To avoid a mismatch between the practice’s expectations and your own, Dr. Goldman suggests preparing a list of concerns, prioritized by what’s most pressing, that you want your doctor to address. Ideally, you would share that information in advance with the scheduler or in a secure message via the online portal, if you have access to one. That helps ensure that you get the attention you need and deserve, Dr. Goldman says, by making the encounter as efficient as possible.
Even if you’re not able to share your list of concerns with the practice staff in advance, make sure you know how long your visit is supposed to be. “It’s helpful for the patient to ask, how long is this visit?” Mathew Devine, D.O., associate medicine professor at the University of Rochester Medical Center in Rochester, New York, and medical director of Highland Family Medicine, tells SELF. “They know they’re supposed to arrive at 11:45, but does that mean the visit is 15 minutes or 20 or 45 minutes? Patients should be aware of that.”
3. If possible, be extremely detailed when you brief the practice staff.
At a typical doctor’s office, the front-desk staff, nurses, and medical assistants are all key players in queueing up your visit. So let the staff help you by providing them as much detail as possible.
“By letting the schedulers, medical assistant, and nurses know what’s going on ahead of the visit, the physician has time to review the chart and focus on potential causes—medications or previous medical history, for example—that might be contributing to the patient’s concerns,” Dr. Goldman tells SELF. “I suggest that patients dedicate time to writing out their concerns and then, if possible, elaborate on each concern. Create a timeline or big picture of when the issue started and the treatments you’ve tried.”
The better informed the doctor is, the better the visit may go. Dr. Devine describes an “A+” experience involving a patient who’d been in an accident. The patient was managing several different health care providers and services, and the day before her visit, she sent, through the portal, an update on how she was doing and what she wanted to talk about in the visit. “I have the update and the agenda, so once we get in the room, I’m cooking,” Dr. Devine says. “It’s amazing when patients are prepared like that.” But it’s also unusual; in his experience, only 10% of patients prepare and bring a list to the visit. There are many valid reasons why it might not be possible for you to provide that kind of detailed update beforehand, such as a lack of time. But if you’re able to do this, it can be really helpful.
If the visit will be virtual, preparation is especially crucial. Try to make sure you have all pertinent information on hand and available to the doctor in advance. This includes not only your medications and a timeline of your concerns but also images of the area you’re having an issue with—if that’s applicable and doable. Ideally, it helps if you also access the virtual platform before the scheduled visit start time to make sure it’s working smoothly, Dr. Goldman tells SELF. “Technical glitches can be a challenge, so ensuring a working connection, camera, and access to the application before the visit starts can help prevent issues when it is time for the visit,” he says.

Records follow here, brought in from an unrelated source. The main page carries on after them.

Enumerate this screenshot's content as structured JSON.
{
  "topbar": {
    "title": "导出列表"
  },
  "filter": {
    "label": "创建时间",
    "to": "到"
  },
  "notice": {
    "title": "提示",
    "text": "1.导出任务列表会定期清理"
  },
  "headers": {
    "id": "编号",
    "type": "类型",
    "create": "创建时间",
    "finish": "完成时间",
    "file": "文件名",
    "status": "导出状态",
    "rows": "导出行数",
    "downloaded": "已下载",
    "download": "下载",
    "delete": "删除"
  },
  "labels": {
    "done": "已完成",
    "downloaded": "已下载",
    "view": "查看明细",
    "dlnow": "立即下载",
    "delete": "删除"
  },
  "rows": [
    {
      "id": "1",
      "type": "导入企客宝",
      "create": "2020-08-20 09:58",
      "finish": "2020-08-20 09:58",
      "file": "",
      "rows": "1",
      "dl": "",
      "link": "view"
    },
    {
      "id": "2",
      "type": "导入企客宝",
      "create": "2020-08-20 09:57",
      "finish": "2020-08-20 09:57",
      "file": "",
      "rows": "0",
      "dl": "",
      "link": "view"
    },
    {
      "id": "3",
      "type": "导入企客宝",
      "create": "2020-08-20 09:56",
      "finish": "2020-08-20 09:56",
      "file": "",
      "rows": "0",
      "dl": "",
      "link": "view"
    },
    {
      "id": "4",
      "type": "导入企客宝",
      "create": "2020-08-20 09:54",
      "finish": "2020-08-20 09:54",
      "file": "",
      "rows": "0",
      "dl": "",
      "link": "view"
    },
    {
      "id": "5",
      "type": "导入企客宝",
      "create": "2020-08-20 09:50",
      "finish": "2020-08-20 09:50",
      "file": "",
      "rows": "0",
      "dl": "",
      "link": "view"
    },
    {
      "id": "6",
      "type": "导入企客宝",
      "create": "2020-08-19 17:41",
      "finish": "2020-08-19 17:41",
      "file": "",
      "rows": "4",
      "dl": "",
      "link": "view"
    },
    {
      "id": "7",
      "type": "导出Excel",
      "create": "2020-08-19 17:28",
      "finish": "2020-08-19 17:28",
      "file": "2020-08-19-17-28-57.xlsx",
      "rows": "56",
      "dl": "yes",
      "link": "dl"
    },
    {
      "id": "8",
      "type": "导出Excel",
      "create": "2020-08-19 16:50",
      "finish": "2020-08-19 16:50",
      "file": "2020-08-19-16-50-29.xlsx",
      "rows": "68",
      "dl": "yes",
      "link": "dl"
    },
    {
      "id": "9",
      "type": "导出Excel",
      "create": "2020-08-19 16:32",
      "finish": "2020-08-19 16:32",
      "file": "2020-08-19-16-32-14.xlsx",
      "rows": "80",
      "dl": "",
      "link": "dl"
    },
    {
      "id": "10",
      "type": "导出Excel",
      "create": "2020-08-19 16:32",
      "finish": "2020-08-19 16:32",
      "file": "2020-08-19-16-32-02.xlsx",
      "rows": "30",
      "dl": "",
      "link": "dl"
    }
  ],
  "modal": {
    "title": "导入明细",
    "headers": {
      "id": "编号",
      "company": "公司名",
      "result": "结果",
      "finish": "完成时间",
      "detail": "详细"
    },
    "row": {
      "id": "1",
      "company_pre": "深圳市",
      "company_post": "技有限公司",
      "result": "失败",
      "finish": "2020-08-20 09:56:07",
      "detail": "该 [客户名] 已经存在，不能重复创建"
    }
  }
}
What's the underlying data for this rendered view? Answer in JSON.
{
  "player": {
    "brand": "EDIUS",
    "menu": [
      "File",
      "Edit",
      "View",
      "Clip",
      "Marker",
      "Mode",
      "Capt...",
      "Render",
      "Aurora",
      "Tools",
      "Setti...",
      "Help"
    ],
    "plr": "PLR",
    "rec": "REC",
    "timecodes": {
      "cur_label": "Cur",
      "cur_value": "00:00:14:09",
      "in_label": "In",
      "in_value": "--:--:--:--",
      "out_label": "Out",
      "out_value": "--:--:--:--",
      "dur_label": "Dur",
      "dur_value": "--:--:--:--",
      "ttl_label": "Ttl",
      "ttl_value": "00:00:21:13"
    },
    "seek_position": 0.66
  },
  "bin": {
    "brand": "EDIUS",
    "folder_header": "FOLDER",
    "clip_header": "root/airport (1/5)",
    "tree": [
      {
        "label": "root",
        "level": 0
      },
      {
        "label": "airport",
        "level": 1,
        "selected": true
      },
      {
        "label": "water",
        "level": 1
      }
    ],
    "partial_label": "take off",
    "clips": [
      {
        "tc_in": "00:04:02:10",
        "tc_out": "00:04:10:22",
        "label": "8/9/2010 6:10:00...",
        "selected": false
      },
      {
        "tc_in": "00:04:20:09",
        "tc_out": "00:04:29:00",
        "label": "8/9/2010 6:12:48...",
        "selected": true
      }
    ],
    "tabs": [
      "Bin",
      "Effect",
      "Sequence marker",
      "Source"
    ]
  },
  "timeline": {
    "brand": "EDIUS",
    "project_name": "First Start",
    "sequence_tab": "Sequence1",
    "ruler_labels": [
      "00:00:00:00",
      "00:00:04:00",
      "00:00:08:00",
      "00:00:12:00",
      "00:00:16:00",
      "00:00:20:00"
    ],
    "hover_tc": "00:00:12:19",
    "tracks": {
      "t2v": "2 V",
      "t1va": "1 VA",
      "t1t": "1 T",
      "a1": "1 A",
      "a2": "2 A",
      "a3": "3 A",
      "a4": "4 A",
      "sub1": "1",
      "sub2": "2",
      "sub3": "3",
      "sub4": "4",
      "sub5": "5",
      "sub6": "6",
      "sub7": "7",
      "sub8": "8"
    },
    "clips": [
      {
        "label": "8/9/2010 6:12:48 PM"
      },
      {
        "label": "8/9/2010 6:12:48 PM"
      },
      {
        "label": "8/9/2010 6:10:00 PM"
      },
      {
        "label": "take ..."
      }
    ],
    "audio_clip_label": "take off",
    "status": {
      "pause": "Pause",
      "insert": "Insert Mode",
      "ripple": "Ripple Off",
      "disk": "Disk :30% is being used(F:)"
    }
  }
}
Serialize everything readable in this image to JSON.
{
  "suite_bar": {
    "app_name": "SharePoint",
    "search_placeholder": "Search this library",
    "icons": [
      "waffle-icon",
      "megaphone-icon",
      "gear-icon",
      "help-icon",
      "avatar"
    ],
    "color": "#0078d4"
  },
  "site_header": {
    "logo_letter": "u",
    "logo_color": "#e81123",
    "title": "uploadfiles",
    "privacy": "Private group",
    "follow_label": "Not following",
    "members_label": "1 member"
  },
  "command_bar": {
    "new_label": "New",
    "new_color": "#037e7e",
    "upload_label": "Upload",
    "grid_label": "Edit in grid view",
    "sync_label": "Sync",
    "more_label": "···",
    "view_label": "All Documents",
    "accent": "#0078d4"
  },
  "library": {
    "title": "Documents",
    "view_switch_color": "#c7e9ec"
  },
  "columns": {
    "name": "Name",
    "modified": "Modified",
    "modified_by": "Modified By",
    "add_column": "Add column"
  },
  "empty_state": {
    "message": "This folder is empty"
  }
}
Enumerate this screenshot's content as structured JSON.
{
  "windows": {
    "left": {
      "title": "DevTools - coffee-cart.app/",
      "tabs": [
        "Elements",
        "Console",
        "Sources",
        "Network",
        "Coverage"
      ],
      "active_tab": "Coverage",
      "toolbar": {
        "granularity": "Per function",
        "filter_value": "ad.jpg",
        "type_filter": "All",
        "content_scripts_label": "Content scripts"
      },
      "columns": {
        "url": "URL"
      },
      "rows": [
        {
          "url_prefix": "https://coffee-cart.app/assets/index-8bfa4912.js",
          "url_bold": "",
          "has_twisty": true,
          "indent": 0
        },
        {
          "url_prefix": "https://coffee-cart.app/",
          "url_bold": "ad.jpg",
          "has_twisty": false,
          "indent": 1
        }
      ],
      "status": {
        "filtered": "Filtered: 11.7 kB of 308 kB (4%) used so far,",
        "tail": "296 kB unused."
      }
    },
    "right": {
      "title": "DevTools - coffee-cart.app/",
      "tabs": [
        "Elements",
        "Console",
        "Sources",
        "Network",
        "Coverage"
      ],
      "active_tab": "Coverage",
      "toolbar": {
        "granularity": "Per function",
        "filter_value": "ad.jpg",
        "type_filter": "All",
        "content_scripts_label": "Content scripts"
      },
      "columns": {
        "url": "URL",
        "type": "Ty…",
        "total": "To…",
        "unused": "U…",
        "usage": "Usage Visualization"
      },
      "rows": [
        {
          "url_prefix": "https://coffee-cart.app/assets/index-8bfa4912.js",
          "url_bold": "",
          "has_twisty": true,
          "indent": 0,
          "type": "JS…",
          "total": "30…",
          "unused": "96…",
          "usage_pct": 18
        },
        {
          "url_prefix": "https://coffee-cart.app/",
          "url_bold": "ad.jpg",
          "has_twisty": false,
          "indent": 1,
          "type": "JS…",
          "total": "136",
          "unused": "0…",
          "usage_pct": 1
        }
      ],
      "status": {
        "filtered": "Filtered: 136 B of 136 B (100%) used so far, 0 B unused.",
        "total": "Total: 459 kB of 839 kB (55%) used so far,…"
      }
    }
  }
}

4. Understand that your visit agenda and the doctor’s might differ.
If you show up with an eight-item list, the doctor might not be able to address all your concerns in one visit. Also, keep in mind that the doctor will want to focus on any potentially serious issue first. “Sometimes, my patient’s number one problem they want to talk about is different than mine,” Dr. Devine says. The patient might be worried about a spot on her skin that he can tell isn’t cancerous, he explains, but he wants to start with the unintended weight loss that the patient mentioned in the portal before the visit. “I want to make sure the patient gets to talk about their agenda items, but there are some things where we have to meet in the middle,” he says.